> _Work request_: Return each record shown beneath, word for word.

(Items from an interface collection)
- - -

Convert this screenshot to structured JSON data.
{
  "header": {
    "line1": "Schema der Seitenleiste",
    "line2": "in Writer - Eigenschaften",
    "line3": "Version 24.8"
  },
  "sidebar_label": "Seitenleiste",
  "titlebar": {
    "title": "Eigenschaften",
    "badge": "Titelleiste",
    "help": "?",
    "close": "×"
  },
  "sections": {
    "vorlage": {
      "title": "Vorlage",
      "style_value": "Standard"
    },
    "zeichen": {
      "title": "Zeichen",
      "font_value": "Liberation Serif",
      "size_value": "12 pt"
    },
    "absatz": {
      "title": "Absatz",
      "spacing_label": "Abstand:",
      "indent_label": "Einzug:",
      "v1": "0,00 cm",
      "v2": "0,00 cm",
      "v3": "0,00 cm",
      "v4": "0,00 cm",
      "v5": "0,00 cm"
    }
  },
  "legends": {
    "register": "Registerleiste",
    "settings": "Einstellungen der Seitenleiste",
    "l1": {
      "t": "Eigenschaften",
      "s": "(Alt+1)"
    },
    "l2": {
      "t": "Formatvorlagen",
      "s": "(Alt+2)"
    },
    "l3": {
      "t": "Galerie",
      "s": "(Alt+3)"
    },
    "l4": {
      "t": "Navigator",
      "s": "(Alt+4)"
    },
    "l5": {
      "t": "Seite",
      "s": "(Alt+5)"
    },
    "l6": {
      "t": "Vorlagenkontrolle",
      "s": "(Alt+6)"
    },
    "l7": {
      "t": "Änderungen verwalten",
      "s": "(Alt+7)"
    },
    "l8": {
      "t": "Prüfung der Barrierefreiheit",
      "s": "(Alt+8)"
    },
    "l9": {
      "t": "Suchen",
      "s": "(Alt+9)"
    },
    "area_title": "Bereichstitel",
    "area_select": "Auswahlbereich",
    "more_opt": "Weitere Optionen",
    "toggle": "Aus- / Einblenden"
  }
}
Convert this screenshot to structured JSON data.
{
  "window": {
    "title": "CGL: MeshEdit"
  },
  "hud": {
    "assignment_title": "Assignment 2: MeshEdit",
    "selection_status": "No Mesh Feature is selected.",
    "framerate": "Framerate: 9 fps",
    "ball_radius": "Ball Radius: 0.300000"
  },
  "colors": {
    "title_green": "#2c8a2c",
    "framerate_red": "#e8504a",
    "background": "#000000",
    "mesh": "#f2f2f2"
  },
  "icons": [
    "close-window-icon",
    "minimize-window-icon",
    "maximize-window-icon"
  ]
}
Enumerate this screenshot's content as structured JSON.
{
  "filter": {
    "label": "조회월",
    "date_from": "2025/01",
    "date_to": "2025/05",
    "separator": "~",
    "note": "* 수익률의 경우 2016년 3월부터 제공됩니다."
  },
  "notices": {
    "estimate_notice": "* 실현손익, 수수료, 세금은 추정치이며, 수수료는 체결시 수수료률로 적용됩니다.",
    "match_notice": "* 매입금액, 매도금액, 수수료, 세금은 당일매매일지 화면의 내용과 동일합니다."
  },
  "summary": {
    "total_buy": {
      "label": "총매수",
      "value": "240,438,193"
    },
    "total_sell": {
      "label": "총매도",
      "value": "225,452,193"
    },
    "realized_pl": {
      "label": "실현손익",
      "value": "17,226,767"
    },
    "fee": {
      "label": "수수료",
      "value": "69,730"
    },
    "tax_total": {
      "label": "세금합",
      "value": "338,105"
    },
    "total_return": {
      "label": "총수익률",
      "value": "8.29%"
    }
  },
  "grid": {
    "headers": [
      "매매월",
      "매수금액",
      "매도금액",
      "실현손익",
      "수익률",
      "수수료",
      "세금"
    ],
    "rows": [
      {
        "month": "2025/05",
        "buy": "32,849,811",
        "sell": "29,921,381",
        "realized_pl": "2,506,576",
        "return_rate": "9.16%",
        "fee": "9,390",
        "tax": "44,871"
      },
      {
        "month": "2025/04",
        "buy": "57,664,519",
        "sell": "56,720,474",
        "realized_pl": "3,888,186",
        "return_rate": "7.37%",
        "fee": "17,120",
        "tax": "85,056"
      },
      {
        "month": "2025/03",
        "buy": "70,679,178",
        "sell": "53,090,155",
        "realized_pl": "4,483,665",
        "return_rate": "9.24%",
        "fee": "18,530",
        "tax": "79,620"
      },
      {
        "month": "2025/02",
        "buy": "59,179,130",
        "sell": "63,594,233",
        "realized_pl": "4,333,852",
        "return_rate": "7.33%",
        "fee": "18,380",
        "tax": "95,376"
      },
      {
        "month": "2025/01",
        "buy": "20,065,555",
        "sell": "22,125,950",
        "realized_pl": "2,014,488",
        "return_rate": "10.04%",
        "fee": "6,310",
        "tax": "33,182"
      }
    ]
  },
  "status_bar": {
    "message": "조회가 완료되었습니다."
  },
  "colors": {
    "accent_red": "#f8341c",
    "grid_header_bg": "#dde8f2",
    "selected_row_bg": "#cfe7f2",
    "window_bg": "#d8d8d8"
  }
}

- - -

> _Task response_:
Convert this screenshot to structured JSON data.
{
  "header": {
    "line1": "Schema der Seitenleiste",
    "line2": "in Writer - Eigenschaften",
    "line3": "Version 24.8"
  },
  "sidebar_label": "Seitenleiste",
  "titlebar": {
    "title": "Eigenschaften",
    "badge": "Titelleiste",
    "help": "?",
    "close": "×"
  },
  "sections": {
    "vorlage": {
      "title": "Vorlage",
      "style_value": "Standard"
    },
    "zeichen": {
      "title": "Zeichen",
      "font_value": "Liberation Serif",
      "size_value": "12 pt"
    },
    "absatz": {
      "title": "Absatz",
      "spacing_label": "Abstand:",
      "indent_label": "Einzug:",
      "v1": "0,00 cm",
      "v2": "0,00 cm",
      "v3": "0,00 cm",
      "v4": "0,00 cm",
      "v5": "0,00 cm"
    }
  },
  "legends": {
    "register": "Registerleiste",
    "settings": "Einstellungen der Seitenleiste",
    "l1": {
      "t": "Eigenschaften",
      "s": "(Alt+1)"
    },
    "l2": {
      "t": "Formatvorlagen",
      "s": "(Alt+2)"
    },
    "l3": {
      "t": "Galerie",
      "s": "(Alt+3)"
    },
    "l4": {
      "t": "Navigator",
      "s": "(Alt+4)"
    },
    "l5": {
      "t": "Seite",
      "s": "(Alt+5)"
    },
    "l6": {
      "t": "Vorlagenkontrolle",
      "s": "(Alt+6)"
    },
    "l7": {
      "t": "Änderungen verwalten",
      "s": "(Alt+7)"
    },
    "l8": {
      "t": "Prüfung der Barrierefreiheit",
      "s": "(Alt+8)"
    },
    "l9": {
      "t": "Suchen",
      "s": "(Alt+9)"
    },
    "area_title": "Bereichstitel",
    "area_select": "Auswahlbereich",
    "more_opt": "Weitere Optionen",
    "toggle": "Aus- / Einblenden"
  }
}
Convert this screenshot to structured JSON data.
{
  "window": {
    "title": "CGL: MeshEdit"
  },
  "hud": {
    "assignment_title": "Assignment 2: MeshEdit",
    "selection_status": "No Mesh Feature is selected.",
    "framerate": "Framerate: 9 fps",
    "ball_radius": "Ball Radius: 0.300000"
  },
  "colors": {
    "title_green": "#2c8a2c",
    "framerate_red": "#e8504a",
    "background": "#000000",
    "mesh": "#f2f2f2"
  },
  "icons": [
    "close-window-icon",
    "minimize-window-icon",
    "maximize-window-icon"
  ]
}
Enumerate this screenshot's content as structured JSON.
{
  "filter": {
    "label": "조회월",
    "date_from": "2025/01",
    "date_to": "2025/05",
    "separator": "~",
    "note": "* 수익률의 경우 2016년 3월부터 제공됩니다."
  },
  "notices": {
    "estimate_notice": "* 실현손익, 수수료, 세금은 추정치이며, 수수료는 체결시 수수료률로 적용됩니다.",
    "match_notice": "* 매입금액, 매도금액, 수수료, 세금은 당일매매일지 화면의 내용과 동일합니다."
  },
  "summary": {
    "total_buy": {
      "label": "총매수",
      "value": "240,438,193"
    },
    "total_sell": {
      "label": "총매도",
      "value": "225,452,193"
    },
    "realized_pl": {
      "label": "실현손익",
      "value": "17,226,767"
    },
    "fee": {
      "label": "수수료",
      "value": "69,730"
    },
    "tax_total": {
      "label": "세금합",
      "value": "338,105"
    },
    "total_return": {
      "label": "총수익률",
      "value": "8.29%"
    }
  },
  "grid": {
    "headers": [
      "매매월",
      "매수금액",
      "매도금액",
      "실현손익",
      "수익률",
      "수수료",
      "세금"
    ],
    "rows": [
      {
        "month": "2025/05",
        "buy": "32,849,811",
        "sell": "29,921,381",
        "realized_pl": "2,506,576",
        "return_rate": "9.16%",
        "fee": "9,390",
        "tax": "44,871"
      },
      {
        "month": "2025/04",
        "buy": "57,664,519",
        "sell": "56,720,474",
        "realized_pl": "3,888,186",
        "return_rate": "7.37%",
        "fee": "17,120",
        "tax": "85,056"
      },
      {
        "month": "2025/03",
        "buy": "70,679,178",
        "sell": "53,090,155",
        "realized_pl": "4,483,665",
        "return_rate": "9.24%",
        "fee": "18,530",
        "tax": "79,620"
      },
      {
        "month": "2025/02",
        "buy": "59,179,130",
        "sell": "63,594,233",
        "realized_pl": "4,333,852",
        "return_rate": "7.33%",
        "fee": "18,380",
        "tax": "95,376"
      },
      {
        "month": "2025/01",
        "buy": "20,065,555",
        "sell": "22,125,950",
        "realized_pl": "2,014,488",
        "return_rate": "10.04%",
        "fee": "6,310",
        "tax": "33,182"
      }
    ]
  },
  "status_bar": {
    "message": "조회가 완료되었습니다."
  },
  "colors": {
    "accent_red": "#f8341c",
    "grid_header_bg": "#dde8f2",
    "selected_row_bg": "#cfe7f2",
    "window_bg": "#d8d8d8"
  }
}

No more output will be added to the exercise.